Earlier I reviewed the Goal Zero Nomad 7 solar charger. It is comprised of two solar panels which can be used to charge your electronic devises. But, what if the sun is not shining? Well, there is a supplemental component to the Nomad 7, which allows for more continued charging. That devise is the Guide 10 Plus rechargeable battery pack. It was provided to me by Omaha Knife for testing, and it was very useful during the recent hurricane.
The Guide 10 Plus is designed to work in combination with the Nomad 7. In fact, the Nomad 7 comes with the extension cord necessary to connect the Guide 10 Plus to the solar panel. The guide 10 Plus comes with four AA rechargeable batteries.
The dimensions of the Guide 10 Plus are 4 inches x 2.5 inches x 0.75 inches. The case itself weighs 2.1 oz and 6.2 oz together with the batteries. The cable that connects the Guide 10 Plus to the Nomad 7 weighs an additional 0.7 oz. The Guide 10 Plus battery pack retails for about $40.00. Keep in mind that very often it is sold as a kit with the Nomad 7.
On their website, Goal Zero states that using the Nomad 7 solar panel, the Guide 10 Plus battery pack can be charged in about 6-8 hours, while using a USB source, it takes about 8-10 hours. I have to say, I have no idea where they got these numbers. While the charging speed from the Nomad 7 sounds about right, I was able to charge the battery pack through the USB port by both plugging it into my laptop and to a wall outlet in under 2 hours. To charge the battery pack, the cable is inserted in one end, and the other end of the cable plugs into a USB port or the Nomad 7. This port can be a computer, or if you have an adapter (my cell phone came with one) a wall outlet. Keep in mind that inside the pack, there is a small piece of plastic that keeps one of the batteries from touching the pack. You have to pull it out before you can use the pack. The tab is there to keep the batteries from being active while the devise waits to be sold, but it will not work unless you take it out.
To use the battery pack, you just have to plug your device into it. The Guide 10 Plus has a USB port into which you can plug devices you wish to charge. Alternatively, you can just use the batteries themselves in your devices (headlamp, etc).
When it comes to charging speed, it is similar to if you have your devise plugged into your computer. It is about the same speed as if plugged into the outlet. I was able to charge my phone (Droid X, and now Galaxy SIII) twice on one charge of the Guide 10 Plus. I get about 10% charge every 10 minutes.
The Goal Zero Nomad 7 and the Guide 10 Plus battery pack are clearly designed to work together. The intent is that when there is sun you can use the solar panel to charge your devises and the battery pack. When sunlight is not available, you can use the Guide 10 Plus battery pack to power your devises.

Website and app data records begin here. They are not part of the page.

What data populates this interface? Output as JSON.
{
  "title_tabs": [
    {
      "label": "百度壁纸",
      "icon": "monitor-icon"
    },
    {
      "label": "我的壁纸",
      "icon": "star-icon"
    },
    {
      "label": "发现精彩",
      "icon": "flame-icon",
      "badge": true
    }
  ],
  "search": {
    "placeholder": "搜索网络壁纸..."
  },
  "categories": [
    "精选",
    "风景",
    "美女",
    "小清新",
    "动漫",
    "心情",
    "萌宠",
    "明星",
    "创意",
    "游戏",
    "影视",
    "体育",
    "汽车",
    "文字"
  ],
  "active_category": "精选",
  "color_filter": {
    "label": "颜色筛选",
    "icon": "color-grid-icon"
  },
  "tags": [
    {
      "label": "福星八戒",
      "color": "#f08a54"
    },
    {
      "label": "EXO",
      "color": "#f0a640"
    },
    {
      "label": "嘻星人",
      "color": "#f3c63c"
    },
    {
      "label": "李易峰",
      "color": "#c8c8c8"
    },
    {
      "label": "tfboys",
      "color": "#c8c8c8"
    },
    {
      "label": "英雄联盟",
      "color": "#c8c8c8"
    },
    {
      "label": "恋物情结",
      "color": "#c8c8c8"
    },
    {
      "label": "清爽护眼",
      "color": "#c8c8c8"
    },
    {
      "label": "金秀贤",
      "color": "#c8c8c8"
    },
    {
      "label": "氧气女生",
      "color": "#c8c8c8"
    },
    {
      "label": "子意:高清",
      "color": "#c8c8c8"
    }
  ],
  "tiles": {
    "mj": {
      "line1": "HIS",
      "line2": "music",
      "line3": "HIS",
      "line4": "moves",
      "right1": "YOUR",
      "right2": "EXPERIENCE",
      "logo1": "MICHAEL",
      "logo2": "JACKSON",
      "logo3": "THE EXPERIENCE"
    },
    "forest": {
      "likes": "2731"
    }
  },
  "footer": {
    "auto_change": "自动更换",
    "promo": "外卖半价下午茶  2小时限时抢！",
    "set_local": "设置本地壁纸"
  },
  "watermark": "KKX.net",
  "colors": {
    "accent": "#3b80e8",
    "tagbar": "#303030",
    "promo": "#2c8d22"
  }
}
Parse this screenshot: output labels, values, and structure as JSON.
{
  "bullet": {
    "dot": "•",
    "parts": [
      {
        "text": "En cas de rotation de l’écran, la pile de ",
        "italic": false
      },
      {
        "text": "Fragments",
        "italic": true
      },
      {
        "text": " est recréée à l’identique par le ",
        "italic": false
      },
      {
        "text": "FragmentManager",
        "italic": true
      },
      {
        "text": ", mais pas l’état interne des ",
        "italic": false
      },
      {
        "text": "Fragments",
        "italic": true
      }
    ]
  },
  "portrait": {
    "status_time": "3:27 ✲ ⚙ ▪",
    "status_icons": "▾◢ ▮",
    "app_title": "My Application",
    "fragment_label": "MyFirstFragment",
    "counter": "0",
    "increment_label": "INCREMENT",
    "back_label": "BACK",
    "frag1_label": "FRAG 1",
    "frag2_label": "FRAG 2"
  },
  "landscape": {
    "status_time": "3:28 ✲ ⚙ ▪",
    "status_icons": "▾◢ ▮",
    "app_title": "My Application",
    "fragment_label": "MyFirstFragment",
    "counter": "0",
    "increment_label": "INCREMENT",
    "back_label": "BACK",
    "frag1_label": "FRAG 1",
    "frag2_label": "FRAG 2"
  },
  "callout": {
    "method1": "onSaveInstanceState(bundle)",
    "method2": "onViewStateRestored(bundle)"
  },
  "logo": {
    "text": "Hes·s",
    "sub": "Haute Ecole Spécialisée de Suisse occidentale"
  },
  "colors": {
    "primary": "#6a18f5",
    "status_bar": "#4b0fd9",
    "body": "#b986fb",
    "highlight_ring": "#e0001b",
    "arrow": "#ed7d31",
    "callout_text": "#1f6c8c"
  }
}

Again, the usefulness of the system will depend on your circumstances. I can not see an instance where I would need it when backpacking, but for trips requiring more electronics, or bugout bags, I think this is a great tool. It was incredibly useful in the recent hurricane. My phone was one of the most important things I needed to charge, and the battery pack gave me that capability. This is not in the instructions, so I don’t know exactly what impact it would have on the device, but I was able to use regular batteries to charge my phone by just putting them into the Guide 10 Plus cartage.